- EXERCISE
Copy all lines below that use the word "Smith".

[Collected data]
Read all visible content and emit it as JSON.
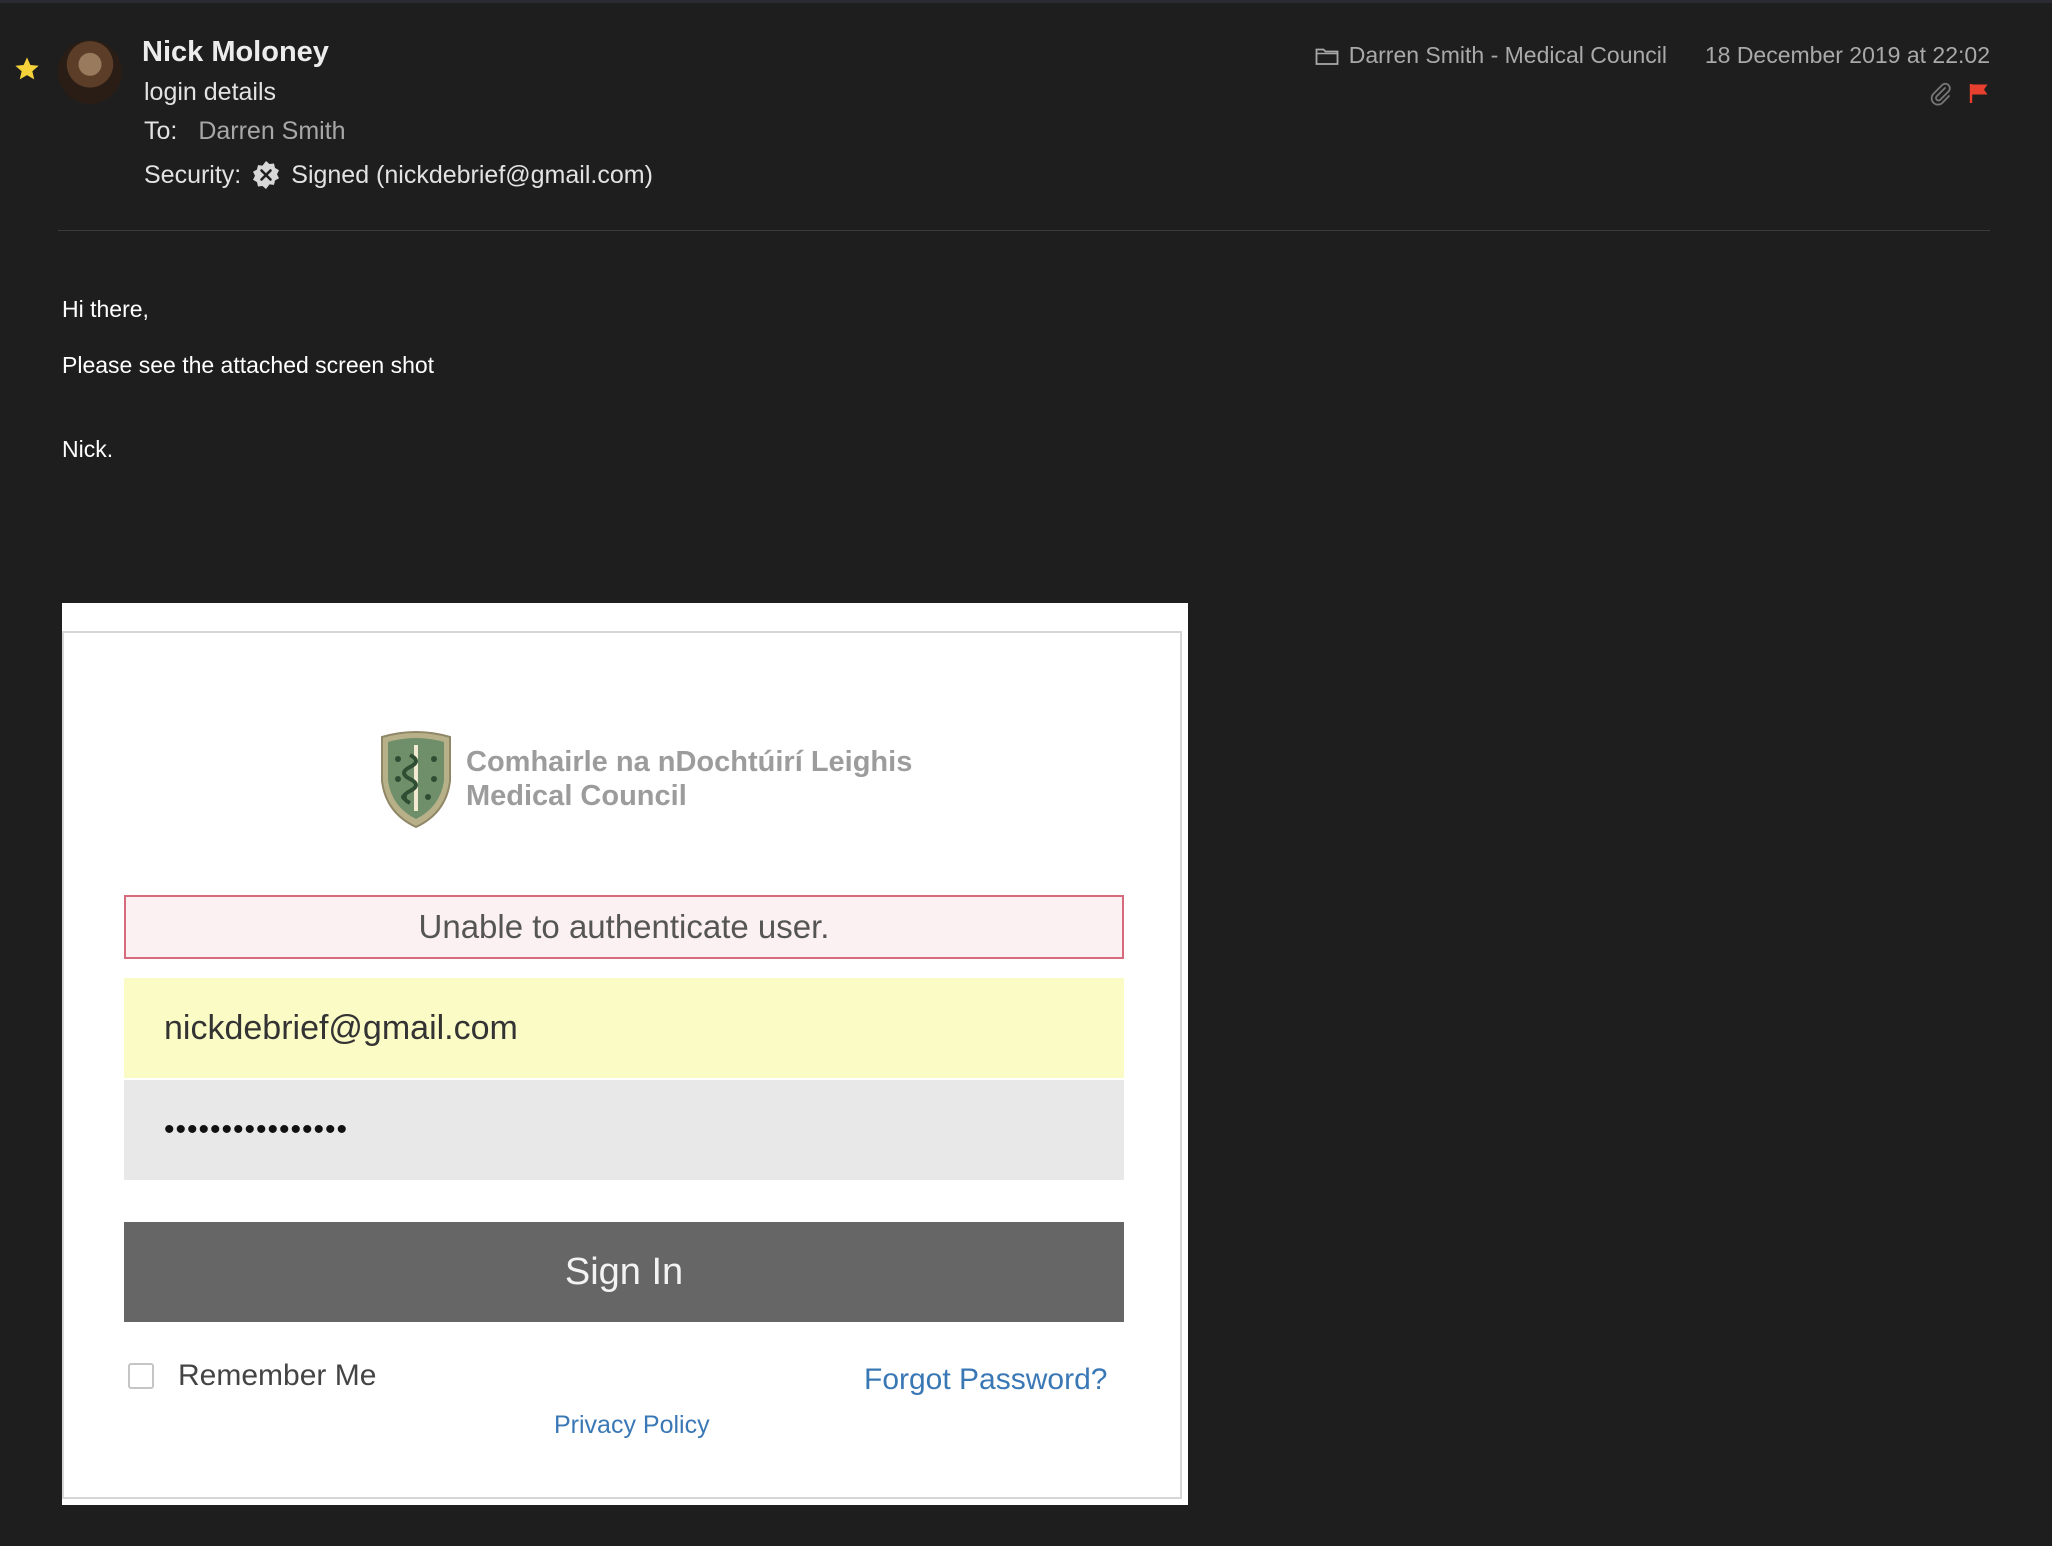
{
  "message": {
    "sender_name": "Nick Moloney",
    "subject": "login details",
    "to_label": "To:",
    "to_value": "Darren Smith",
    "security_label": "Security:",
    "security_value": "Signed (nickdebrief@gmail.com)",
    "folder": "Darren Smith - Medical Council",
    "date": "18 December 2019 at 22:02",
    "flag_color": "#e8402f",
    "star_color": "#f6d23a"
  },
  "body": {
    "greeting": "Hi there,",
    "line1": "Please see the attached screen shot",
    "signoff": "Nick."
  },
  "attachment": {
    "logo_line1": "Comhairle na nDochtúirí Leighis",
    "logo_line2": "Medical Council",
    "error_message": "Unable to authenticate user.",
    "email_value": "nickdebrief@gmail.com",
    "password_value": "••••••••••••••••",
    "signin_label": "Sign In",
    "remember_label": "Remember Me",
    "forgot_label": "Forgot Password?",
    "privacy_label": "Privacy Policy"
  }
}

- PROBLEM SOLUTION
    "to_value": "Darren Smith",
    "folder": "Darren Smith - Medical Council",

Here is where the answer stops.